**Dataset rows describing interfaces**
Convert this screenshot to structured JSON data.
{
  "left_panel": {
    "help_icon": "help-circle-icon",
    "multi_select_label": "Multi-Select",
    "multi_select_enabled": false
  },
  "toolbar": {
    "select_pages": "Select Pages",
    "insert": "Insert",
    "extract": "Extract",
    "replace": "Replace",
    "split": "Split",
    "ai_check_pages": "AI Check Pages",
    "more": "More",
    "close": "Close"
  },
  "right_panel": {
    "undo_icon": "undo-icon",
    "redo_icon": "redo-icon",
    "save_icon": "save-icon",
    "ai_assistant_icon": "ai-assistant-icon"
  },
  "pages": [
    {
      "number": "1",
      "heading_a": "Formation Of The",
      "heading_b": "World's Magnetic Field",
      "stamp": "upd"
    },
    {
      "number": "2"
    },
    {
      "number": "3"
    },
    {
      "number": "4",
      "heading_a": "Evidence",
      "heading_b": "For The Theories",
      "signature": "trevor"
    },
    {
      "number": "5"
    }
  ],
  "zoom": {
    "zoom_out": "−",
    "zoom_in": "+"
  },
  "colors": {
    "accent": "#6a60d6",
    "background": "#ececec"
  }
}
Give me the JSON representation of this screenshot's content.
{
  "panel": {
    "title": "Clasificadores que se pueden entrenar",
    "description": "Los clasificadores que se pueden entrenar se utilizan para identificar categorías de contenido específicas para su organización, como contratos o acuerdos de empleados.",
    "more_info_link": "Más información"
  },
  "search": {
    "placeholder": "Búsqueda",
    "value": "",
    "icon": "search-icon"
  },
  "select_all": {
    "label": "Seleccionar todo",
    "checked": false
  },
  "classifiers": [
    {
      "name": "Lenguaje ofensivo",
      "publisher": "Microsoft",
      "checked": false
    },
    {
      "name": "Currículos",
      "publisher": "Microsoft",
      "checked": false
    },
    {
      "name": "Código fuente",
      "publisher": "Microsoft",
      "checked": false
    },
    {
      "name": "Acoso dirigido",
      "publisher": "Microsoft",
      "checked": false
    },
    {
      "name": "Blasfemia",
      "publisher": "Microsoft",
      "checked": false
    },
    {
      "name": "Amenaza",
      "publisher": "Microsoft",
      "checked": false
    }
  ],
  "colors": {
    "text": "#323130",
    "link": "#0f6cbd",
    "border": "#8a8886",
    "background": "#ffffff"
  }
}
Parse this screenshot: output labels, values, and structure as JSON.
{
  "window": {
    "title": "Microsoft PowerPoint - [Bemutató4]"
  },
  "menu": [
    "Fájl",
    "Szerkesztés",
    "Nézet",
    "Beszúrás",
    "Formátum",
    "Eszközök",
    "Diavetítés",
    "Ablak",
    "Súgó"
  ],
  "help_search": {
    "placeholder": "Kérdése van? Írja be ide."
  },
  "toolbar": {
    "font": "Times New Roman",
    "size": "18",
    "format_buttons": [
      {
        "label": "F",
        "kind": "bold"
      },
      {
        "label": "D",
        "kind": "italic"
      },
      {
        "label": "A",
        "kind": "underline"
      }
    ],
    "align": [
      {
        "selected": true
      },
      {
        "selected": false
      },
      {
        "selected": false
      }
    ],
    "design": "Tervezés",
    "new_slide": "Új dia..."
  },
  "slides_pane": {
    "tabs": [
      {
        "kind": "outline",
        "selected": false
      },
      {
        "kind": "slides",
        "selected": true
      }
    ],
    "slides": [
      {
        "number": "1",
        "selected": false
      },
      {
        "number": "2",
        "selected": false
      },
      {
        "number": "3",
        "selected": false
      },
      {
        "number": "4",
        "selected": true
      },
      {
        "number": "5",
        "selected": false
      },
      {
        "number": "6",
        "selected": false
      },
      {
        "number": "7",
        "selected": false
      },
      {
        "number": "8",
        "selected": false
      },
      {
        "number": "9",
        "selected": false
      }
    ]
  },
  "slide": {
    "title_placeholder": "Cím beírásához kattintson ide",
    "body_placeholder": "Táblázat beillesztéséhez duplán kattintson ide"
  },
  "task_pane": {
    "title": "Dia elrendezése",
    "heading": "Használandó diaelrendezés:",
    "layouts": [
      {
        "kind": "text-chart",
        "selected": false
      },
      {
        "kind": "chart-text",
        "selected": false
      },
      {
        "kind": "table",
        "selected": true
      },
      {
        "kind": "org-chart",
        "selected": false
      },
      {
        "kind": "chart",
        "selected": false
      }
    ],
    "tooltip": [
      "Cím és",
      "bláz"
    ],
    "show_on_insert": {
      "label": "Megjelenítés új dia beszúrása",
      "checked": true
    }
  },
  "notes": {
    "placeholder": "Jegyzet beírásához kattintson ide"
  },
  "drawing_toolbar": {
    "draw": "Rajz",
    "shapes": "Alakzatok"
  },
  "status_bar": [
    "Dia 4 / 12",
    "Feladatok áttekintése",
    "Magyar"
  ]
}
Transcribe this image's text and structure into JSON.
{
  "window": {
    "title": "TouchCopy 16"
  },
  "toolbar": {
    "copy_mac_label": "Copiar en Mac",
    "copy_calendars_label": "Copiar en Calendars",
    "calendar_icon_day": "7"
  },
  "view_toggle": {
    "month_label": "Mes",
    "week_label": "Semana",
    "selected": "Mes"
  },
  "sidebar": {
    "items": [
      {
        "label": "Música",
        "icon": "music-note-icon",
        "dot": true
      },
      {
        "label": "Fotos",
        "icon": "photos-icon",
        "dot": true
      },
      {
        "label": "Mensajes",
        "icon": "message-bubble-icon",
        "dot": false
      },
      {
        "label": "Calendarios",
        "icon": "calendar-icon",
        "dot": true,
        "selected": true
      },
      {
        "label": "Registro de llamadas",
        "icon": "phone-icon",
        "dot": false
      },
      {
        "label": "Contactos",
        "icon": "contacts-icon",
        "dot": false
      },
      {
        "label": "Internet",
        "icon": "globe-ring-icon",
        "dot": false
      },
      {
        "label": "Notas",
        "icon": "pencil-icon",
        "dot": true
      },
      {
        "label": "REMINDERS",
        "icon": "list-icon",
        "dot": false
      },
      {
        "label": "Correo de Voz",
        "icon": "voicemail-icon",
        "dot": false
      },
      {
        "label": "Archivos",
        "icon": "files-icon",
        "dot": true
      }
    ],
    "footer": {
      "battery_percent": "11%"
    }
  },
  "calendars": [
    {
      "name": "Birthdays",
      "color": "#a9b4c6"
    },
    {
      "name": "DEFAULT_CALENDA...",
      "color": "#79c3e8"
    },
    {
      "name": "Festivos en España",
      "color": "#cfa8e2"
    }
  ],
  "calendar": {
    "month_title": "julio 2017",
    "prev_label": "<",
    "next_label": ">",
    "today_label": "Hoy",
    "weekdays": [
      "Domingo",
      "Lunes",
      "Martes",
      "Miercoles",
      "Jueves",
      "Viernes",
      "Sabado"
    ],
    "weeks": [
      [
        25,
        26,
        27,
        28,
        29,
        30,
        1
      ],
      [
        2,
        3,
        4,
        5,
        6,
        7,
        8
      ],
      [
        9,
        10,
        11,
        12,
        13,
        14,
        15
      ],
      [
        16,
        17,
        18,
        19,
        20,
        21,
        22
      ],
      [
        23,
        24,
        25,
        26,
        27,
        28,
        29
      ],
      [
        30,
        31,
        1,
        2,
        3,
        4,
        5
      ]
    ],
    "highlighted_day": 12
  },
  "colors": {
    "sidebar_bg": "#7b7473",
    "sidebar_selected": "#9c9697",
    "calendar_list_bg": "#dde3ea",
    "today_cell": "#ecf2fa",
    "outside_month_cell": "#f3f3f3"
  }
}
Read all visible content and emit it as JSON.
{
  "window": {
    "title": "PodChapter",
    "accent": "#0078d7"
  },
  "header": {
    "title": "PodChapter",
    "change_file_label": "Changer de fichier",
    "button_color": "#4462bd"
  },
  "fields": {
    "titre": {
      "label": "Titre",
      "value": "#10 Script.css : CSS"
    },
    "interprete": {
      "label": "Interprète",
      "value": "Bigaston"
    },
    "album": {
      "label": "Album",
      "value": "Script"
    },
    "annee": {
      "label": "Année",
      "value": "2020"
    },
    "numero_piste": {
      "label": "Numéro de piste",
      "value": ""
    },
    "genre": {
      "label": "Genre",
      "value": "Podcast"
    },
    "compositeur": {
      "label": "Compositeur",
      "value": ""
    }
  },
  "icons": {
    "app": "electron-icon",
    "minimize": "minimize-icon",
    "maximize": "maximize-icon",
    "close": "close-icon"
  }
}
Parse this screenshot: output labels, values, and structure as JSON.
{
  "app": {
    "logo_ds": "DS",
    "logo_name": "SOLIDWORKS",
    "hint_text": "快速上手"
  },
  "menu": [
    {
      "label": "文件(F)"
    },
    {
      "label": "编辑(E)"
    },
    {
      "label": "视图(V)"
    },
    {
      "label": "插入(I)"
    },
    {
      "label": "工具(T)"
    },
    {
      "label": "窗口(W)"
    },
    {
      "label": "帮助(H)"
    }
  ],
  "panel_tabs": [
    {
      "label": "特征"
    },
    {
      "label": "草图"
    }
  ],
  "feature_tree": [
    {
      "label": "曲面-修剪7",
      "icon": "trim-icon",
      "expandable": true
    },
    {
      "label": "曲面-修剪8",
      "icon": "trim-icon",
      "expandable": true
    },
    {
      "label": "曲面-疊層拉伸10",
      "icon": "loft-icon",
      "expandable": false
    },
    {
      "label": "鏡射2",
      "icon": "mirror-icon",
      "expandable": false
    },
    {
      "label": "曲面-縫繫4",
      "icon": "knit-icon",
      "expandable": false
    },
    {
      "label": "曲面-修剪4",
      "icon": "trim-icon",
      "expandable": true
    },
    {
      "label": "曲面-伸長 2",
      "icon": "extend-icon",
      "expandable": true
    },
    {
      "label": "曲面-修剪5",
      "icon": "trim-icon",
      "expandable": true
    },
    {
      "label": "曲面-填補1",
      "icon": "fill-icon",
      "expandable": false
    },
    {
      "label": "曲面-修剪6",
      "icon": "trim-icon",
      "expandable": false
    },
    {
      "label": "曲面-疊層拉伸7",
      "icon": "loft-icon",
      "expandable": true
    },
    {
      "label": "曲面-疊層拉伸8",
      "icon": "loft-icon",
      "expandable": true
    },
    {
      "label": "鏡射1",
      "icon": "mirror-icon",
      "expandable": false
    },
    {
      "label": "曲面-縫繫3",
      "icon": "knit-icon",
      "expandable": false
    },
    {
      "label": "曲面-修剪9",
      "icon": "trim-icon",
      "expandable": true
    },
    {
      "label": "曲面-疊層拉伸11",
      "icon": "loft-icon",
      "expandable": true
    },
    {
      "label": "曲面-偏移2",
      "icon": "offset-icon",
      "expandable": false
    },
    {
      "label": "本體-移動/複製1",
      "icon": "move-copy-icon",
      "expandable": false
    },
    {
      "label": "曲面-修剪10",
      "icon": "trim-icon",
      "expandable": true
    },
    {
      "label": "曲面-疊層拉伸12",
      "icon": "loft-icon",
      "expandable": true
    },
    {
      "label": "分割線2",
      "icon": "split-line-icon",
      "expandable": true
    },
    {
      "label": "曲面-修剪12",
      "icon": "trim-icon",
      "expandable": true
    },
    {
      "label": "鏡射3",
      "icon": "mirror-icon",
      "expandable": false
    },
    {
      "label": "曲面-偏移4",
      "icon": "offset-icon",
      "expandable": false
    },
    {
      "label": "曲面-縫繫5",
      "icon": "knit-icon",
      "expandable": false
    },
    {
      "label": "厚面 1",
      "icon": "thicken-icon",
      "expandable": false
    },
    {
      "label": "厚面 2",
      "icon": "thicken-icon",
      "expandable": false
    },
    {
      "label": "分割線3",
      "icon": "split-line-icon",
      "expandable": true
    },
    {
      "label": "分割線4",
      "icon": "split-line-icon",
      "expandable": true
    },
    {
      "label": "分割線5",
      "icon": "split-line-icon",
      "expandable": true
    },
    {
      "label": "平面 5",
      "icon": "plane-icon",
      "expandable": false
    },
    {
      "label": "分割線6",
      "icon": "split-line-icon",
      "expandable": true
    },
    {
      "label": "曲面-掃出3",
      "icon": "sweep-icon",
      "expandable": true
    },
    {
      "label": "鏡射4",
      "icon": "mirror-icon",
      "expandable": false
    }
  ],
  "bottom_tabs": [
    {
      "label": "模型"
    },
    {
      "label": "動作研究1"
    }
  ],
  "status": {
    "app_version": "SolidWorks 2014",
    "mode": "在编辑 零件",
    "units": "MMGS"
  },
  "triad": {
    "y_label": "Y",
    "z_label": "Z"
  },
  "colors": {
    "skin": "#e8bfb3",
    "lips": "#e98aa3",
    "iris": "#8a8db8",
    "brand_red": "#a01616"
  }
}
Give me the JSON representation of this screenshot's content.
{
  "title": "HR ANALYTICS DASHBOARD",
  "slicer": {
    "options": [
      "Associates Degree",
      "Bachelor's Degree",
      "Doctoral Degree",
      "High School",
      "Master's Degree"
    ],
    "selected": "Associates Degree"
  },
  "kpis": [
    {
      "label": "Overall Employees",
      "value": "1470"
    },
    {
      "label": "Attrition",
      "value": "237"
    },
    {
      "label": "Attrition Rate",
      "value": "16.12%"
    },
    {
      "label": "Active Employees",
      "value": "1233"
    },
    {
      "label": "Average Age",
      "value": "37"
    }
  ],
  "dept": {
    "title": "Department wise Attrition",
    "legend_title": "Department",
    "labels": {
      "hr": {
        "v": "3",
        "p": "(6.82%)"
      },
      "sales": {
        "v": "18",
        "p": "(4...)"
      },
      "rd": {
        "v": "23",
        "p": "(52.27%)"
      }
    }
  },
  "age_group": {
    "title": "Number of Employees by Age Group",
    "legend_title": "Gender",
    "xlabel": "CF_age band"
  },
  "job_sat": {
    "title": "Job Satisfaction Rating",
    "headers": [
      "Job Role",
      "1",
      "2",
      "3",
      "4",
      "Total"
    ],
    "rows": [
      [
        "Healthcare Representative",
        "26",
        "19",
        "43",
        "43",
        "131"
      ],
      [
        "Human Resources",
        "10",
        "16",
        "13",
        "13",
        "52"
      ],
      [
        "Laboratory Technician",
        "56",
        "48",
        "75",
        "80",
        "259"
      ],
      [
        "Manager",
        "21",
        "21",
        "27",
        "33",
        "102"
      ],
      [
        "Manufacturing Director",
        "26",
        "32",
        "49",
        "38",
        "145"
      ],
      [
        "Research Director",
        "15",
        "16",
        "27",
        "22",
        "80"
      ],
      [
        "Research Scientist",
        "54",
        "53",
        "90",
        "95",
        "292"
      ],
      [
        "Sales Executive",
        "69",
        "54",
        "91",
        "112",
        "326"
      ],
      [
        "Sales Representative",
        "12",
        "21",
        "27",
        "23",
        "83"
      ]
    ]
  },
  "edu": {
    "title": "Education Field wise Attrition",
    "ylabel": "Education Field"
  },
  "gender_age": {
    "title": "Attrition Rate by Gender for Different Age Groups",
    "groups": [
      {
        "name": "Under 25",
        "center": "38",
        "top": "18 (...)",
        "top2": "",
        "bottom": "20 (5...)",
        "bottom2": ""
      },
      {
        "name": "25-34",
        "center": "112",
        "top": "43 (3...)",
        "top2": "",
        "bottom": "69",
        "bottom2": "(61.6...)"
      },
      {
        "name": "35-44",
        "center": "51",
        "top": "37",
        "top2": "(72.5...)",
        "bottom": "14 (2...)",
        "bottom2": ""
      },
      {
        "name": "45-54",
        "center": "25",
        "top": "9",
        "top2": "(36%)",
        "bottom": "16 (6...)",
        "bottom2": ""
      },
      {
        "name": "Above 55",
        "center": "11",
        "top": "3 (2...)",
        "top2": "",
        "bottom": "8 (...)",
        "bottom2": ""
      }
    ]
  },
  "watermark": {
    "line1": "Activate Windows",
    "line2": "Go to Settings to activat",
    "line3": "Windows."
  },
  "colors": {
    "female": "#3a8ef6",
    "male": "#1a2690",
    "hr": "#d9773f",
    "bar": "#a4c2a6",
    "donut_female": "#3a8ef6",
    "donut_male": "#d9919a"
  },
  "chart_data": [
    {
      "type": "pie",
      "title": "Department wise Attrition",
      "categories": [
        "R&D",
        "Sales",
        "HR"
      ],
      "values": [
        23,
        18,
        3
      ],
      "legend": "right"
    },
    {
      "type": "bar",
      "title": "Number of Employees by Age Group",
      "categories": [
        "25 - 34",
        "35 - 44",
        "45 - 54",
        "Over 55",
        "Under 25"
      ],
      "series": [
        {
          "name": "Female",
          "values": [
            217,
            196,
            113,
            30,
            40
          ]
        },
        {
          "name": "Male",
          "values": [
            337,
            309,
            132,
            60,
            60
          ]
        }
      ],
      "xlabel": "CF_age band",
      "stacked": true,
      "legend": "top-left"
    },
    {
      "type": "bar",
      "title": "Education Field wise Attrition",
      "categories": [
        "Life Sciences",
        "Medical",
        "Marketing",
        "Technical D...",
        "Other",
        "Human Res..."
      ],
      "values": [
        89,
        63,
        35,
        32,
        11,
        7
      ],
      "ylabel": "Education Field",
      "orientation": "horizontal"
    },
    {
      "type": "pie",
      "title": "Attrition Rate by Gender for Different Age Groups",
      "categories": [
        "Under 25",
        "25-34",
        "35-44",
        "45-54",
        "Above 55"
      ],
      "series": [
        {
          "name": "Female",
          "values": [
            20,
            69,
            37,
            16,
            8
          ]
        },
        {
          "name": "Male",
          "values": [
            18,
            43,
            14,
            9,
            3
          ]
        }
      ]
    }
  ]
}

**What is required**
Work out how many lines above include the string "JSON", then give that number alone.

**Exercise answer**
7